With initial hestitancy, their mom, Tonia Handy wondered how athletics would impact the girls' education.
"The first thing I thought about was, Will their education be interrupted? Because these are great kids,” Handy said in an interview with Sports Illustrated. “When it comes to schoolwork, they are No. 1. They were never into sports, so I was kind of leery, but [the parents and coaches] were so welcoming. It was beautiful. I took them to a practice, and they had the time of their lives. I never thought they could run so fast!"
From there the girls trained at Bell's all-girls Brooklyn-based track club soon racking up medals and trophies at local and regional races. Tai and Rainn led their team to gold at the AAU Junior Olympic Games in Norfolk, Va. The three sisters also qualified for the AAU meet in Houston with the help of a GoFundMe campaign to fund the trip.
"They are the most optimistic people I’ve ever seen.
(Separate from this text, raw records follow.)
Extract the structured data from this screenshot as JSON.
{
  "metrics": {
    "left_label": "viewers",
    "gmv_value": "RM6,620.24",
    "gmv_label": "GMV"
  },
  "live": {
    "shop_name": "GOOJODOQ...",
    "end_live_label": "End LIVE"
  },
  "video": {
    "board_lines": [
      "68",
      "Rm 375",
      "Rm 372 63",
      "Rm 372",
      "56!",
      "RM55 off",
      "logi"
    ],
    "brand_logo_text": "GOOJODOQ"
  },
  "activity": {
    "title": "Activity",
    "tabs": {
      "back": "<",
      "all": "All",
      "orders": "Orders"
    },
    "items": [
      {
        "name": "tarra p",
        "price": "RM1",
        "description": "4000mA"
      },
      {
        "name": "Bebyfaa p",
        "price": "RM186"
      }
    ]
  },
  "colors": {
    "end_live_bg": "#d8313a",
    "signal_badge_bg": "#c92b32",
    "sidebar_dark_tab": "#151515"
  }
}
Nothing gets them down. They’re going to go far no matter what," Coach Bell said. Because of their courage and athleticism, the sisters are the faces of next month's Sports Illustrated Kids cover. The trio rightfully earned the 2016 "Sportskids of the Year" honor among thousands of entries.
And to think, they've only been doing this for two years.
"I plan to go to the Olympics one day in [a distance race],” said Rainn in Sports Illustrated. “My track and field goals are just to keep getting emotionally and physically stronger. It’s all about what’s inside, in your mind. You have to say: You can do this, you can do this."